WAIKAPU - A Washington state-based company tied to the president of development firm Pacific Rim Land plans to build an $8 million light industrial subdivision in Waikapu.
The 31-acre lot along Waiko Road would be subdivided to create 41 lots ranging in size from 10,000 square feet to 78,000 square feet, according to a final environmental assessment recently filed by landowner Waiko Industrial Investment LLC.
The Maui Planning Commission recently issued a "finding of no significant impact" based on the project's final environmental review.
Pacific Rim Land President John Zapotocky is listed as vice president of Waiko Industrial Investment's parent company, which is also incorporated in Washington state.
The company's consultant, Wailuku-based V. Bagoyo Development Consulting Group, was authorized to pursue the needed land use approvals for the project, according to a letter filed with the environmental assessment.
Vince Bagoyo said the industrial subdivision is still in the early planning phase, and added that, to proceed, he needs to seek a community plan amendment, a zoning change from agricultural to light industrial and a state land use district amendment designation from agricultural to urban.
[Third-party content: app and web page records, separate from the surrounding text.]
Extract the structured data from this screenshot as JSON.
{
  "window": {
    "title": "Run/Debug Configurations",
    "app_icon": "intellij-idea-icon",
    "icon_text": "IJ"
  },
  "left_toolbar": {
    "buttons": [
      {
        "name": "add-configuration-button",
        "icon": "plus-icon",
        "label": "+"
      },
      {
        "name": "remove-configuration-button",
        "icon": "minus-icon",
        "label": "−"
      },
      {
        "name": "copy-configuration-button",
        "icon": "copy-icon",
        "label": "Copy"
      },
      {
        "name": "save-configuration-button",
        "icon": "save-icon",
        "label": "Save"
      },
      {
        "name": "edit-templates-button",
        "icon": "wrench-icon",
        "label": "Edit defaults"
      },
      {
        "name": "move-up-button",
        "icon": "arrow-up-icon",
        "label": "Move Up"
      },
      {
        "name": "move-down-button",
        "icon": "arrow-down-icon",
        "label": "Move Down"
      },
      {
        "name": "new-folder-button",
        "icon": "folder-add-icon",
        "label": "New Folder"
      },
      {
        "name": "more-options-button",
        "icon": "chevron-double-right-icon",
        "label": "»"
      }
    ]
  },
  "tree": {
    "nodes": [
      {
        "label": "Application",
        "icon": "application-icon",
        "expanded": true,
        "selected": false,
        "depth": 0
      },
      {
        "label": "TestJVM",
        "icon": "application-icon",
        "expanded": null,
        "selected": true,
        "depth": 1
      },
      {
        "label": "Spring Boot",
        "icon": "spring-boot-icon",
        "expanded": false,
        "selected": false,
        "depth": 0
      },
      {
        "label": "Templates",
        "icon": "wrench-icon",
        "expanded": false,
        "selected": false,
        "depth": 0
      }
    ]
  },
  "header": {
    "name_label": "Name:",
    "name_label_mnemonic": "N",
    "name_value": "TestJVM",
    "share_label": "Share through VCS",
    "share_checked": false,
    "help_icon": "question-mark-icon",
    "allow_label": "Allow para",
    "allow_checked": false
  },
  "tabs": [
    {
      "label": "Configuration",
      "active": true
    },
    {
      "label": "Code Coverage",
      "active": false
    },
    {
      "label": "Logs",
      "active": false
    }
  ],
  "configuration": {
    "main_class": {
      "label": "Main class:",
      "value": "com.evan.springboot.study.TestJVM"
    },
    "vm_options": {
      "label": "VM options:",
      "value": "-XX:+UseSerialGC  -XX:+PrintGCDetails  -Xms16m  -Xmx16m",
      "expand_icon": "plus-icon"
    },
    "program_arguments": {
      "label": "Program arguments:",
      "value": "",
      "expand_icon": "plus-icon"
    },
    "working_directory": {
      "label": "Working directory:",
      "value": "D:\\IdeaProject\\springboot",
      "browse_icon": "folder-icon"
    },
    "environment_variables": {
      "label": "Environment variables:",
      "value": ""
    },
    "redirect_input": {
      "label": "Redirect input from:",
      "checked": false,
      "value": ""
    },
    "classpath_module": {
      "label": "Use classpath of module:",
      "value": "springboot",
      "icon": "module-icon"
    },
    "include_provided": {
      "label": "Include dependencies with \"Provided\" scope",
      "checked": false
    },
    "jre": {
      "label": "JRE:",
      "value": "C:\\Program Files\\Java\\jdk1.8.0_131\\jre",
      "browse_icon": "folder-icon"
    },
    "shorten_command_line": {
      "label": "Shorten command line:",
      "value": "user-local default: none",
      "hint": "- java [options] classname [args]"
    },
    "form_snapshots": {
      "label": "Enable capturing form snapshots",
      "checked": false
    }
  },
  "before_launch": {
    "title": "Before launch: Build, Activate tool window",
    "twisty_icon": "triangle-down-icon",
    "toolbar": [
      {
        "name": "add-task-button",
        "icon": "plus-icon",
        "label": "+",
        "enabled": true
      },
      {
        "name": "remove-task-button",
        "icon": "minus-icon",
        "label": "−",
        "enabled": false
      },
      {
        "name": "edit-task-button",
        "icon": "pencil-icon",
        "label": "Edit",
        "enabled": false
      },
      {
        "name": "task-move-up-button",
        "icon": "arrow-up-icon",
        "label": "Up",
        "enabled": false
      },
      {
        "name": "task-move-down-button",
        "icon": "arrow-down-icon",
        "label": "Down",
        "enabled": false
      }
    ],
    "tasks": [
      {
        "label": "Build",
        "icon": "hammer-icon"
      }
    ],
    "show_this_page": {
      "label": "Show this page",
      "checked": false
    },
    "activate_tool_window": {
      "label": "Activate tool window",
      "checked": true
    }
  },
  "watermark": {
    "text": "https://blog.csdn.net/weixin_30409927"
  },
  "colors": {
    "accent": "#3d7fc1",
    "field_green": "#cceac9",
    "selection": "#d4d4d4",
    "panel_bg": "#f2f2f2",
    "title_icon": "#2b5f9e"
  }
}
Bagoyo noted that the property has been included in the proposed urban-growth boundaries of the draft Maui Island Plan under review by the Maui County Council.
The proposed site is a U-shaped lot that wraps around the existing Consolidated Baseyard light industrial park on Waiko Road.
The company bought the land from Alexander & Baldwin two years ago, and says it hasn't been used for agriculture in recent years. Most of the property is used as horse pasture, with 4 acres used as a permitted construction equipment and material storage facility, according to the environmental assessment.
The project's market study says there is strong demand for reasonably priced industrial lots in Central Maui.
Proposed site improvements, which could cost up to $10 million, include building a drainage system, internal roadways, utilities and a private wastewater system.
The subdivision would use existing privately owned wells in the neighboring Consolidated Baseyard for water.
In commenting on the project's environmental review, the Department of Planning's Long Range Division said it supports the location of the proposed subdivision.
"The proposed project falls within the proposed urban-growth boundaries of the draft Maui Island Plan, and thus conforms to an island growth strategy that encourages development of land in proximity to major work and employment centers and existing infrastructure," said Simone Bosco, senior planner with the division.
* Nanea Kalani can be reached at email@example.com.